:: Provided entries ::
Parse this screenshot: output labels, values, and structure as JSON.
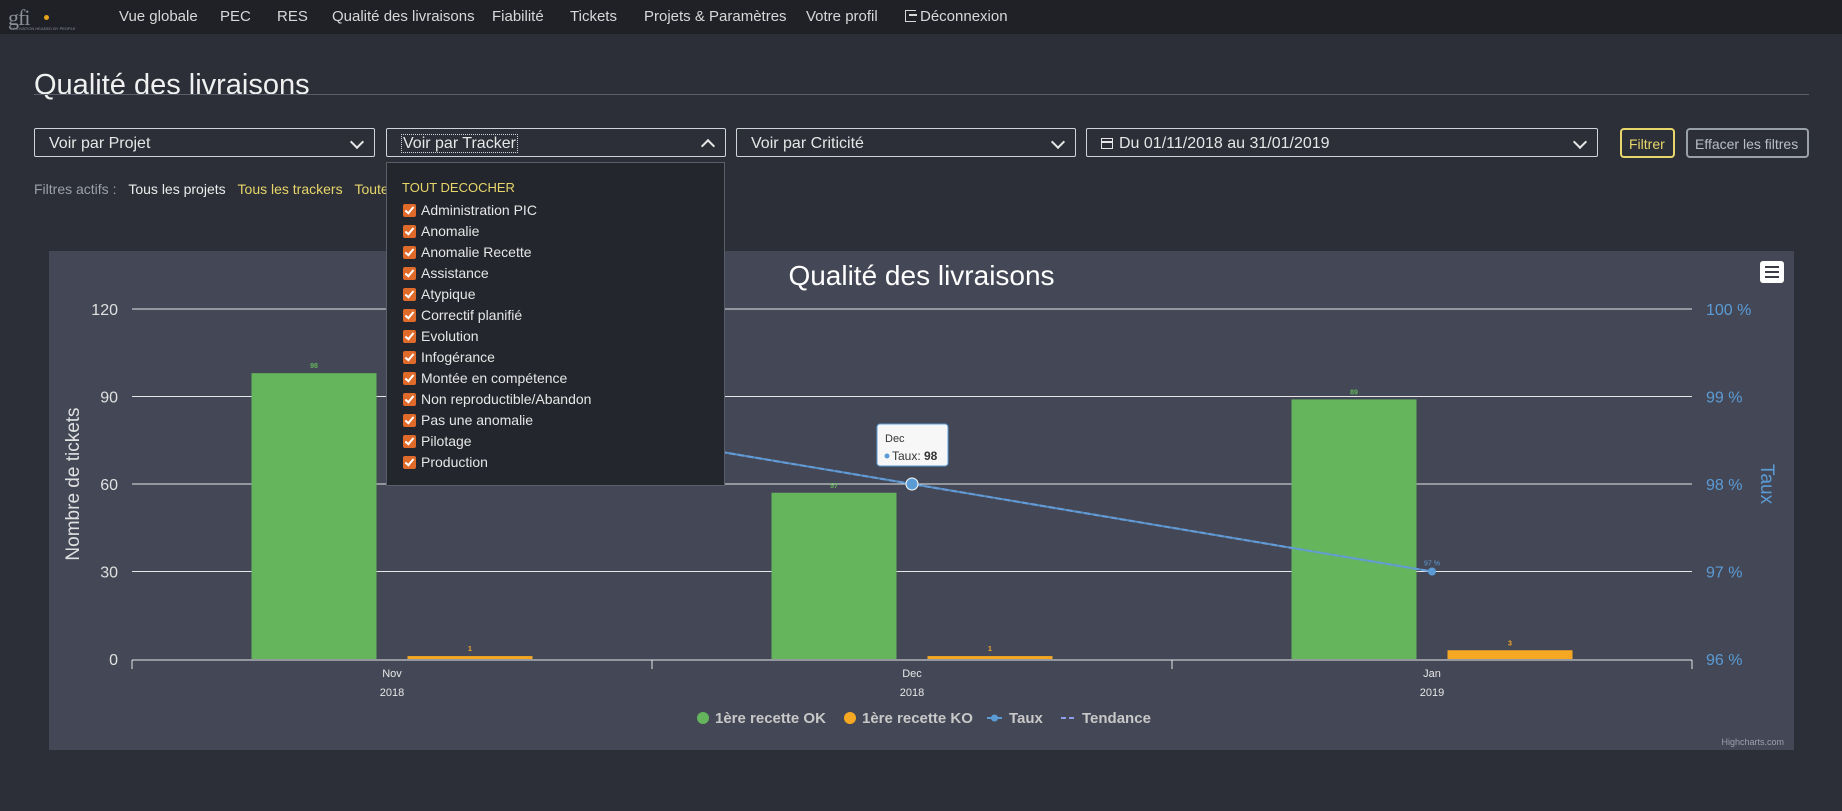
{
  "nav": {
    "logo_text": "gfi",
    "logo_tagline": "INNOVATION HEADED BY PEOPLE",
    "items": [
      "Vue globale",
      "PEC",
      "RES",
      "Qualité des livraisons",
      "Fiabilité",
      "Tickets",
      "Projets & Paramètres",
      "Votre profil"
    ],
    "logout": "Déconnexion"
  },
  "page": {
    "title": "Qualité des livraisons"
  },
  "filters": {
    "projet": "Voir par Projet",
    "tracker": "Voir par Tracker",
    "criticite": "Voir par Criticité",
    "date": "Du 01/11/2018 au 31/01/2019",
    "filter_button": "Filtrer",
    "clear_button": "Effacer les filtres"
  },
  "active_filters": {
    "label": "Filtres actifs :",
    "values": [
      "Tous les projets",
      "Tous les trackers",
      "Toutes"
    ]
  },
  "tracker_dropdown": {
    "uncheck_all": "TOUT DECOCHER",
    "items": [
      "Administration PIC",
      "Anomalie",
      "Anomalie Recette",
      "Assistance",
      "Atypique",
      "Correctif planifié",
      "Evolution",
      "Infogérance",
      "Montée en compétence",
      "Non reproductible/Abandon",
      "Pas une anomalie",
      "Pilotage",
      "Production"
    ]
  },
  "colors": {
    "ok": "#64b55c",
    "ko": "#f7a822",
    "taux": "#5b9bd5",
    "tendance": "#8f9ee8",
    "axis_right": "#5b9bd5"
  },
  "chart_data": {
    "type": "bar",
    "title": "Qualité des livraisons",
    "categories": [
      "Nov",
      "Dec",
      "Jan"
    ],
    "category_years": [
      "2018",
      "2018",
      "2019"
    ],
    "ylabel": "Nombre de tickets",
    "ylim": [
      0,
      120
    ],
    "yticks": [
      0,
      30,
      60,
      90,
      120
    ],
    "y2label": "Taux",
    "y2lim": [
      96,
      100
    ],
    "y2ticks": [
      "96 %",
      "97 %",
      "98 %",
      "99 %",
      "100 %"
    ],
    "series": [
      {
        "name": "1ère recette OK",
        "type": "bar",
        "values": [
          98,
          57,
          89
        ],
        "labels": [
          "98",
          "57",
          "89"
        ]
      },
      {
        "name": "1ère recette KO",
        "type": "bar",
        "values": [
          1,
          1,
          3
        ],
        "labels": [
          "1",
          "1",
          "3"
        ]
      },
      {
        "name": "Taux",
        "type": "line",
        "values": [
          99,
          98,
          97
        ],
        "labels": [
          "",
          "",
          "97 %"
        ]
      },
      {
        "name": "Tendance",
        "type": "dashed-line",
        "values": [
          99,
          98,
          97
        ]
      }
    ],
    "tooltip": {
      "category": "Dec",
      "series": "Taux",
      "value": "98"
    },
    "grid": true,
    "legend": "bottom-center",
    "credits": "Highcharts.com"
  }
}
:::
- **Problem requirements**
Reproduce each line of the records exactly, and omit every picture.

- **Solved exercise**
Parse this screenshot: output labels, values, and structure as JSON.
{
  "nav": {
    "logo_text": "gfi",
    "logo_tagline": "INNOVATION HEADED BY PEOPLE",
    "items": [
      "Vue globale",
      "PEC",
      "RES",
      "Qualité des livraisons",
      "Fiabilité",
      "Tickets",
      "Projets & Paramètres",
      "Votre profil"
    ],
    "logout": "Déconnexion"
  },
  "page": {
    "title": "Qualité des livraisons"
  },
  "filters": {
    "projet": "Voir par Projet",
    "tracker": "Voir par Tracker",
    "criticite": "Voir par Criticité",
    "date": "Du 01/11/2018 au 31/01/2019",
    "filter_button": "Filtrer",
    "clear_button": "Effacer les filtres"
  },
  "active_filters": {
    "label": "Filtres actifs :",
    "values": [
      "Tous les projets",
      "Tous les trackers",
      "Toutes"
    ]
  },
  "tracker_dropdown": {
    "uncheck_all": "TOUT DECOCHER",
    "items": [
      "Administration PIC",
      "Anomalie",
      "Anomalie Recette",
      "Assistance",
      "Atypique",
      "Correctif planifié",
      "Evolution",
      "Infogérance",
      "Montée en compétence",
      "Non reproductible/Abandon",
      "Pas une anomalie",
      "Pilotage",
      "Production"
    ]
  },
  "colors": {
    "ok": "#64b55c",
    "ko": "#f7a822",
    "taux": "#5b9bd5",
    "tendance": "#8f9ee8",
    "axis_right": "#5b9bd5"
  },
  "chart_data": {
    "type": "bar",
    "title": "Qualité des livraisons",
    "categories": [
      "Nov",
      "Dec",
      "Jan"
    ],
    "category_years": [
      "2018",
      "2018",
      "2019"
    ],
    "ylabel": "Nombre de tickets",
    "ylim": [
      0,
      120
    ],
    "yticks": [
      0,
      30,
      60,
      90,
      120
    ],
    "y2label": "Taux",
    "y2lim": [
      96,
      100
    ],
    "y2ticks": [
      "96 %",
      "97 %",
      "98 %",
      "99 %",
      "100 %"
    ],
    "series": [
      {
        "name": "1ère recette OK",
        "type": "bar",
        "values": [
          98,
          57,
          89
        ],
        "labels": [
          "98",
          "57",
          "89"
        ]
      },
      {
        "name": "1ère recette KO",
        "type": "bar",
        "values": [
          1,
          1,
          3
        ],
        "labels": [
          "1",
          "1",
          "3"
        ]
      },
      {
        "name": "Taux",
        "type": "line",
        "values": [
          99,
          98,
          97
        ],
        "labels": [
          "",
          "",
          "97 %"
        ]
      },
      {
        "name": "Tendance",
        "type": "dashed-line",
        "values": [
          99,
          98,
          97
        ]
      }
    ],
    "tooltip": {
      "category": "Dec",
      "series": "Taux",
      "value": "98"
    },
    "grid": true,
    "legend": "bottom-center",
    "credits": "Highcharts.com"
  }
}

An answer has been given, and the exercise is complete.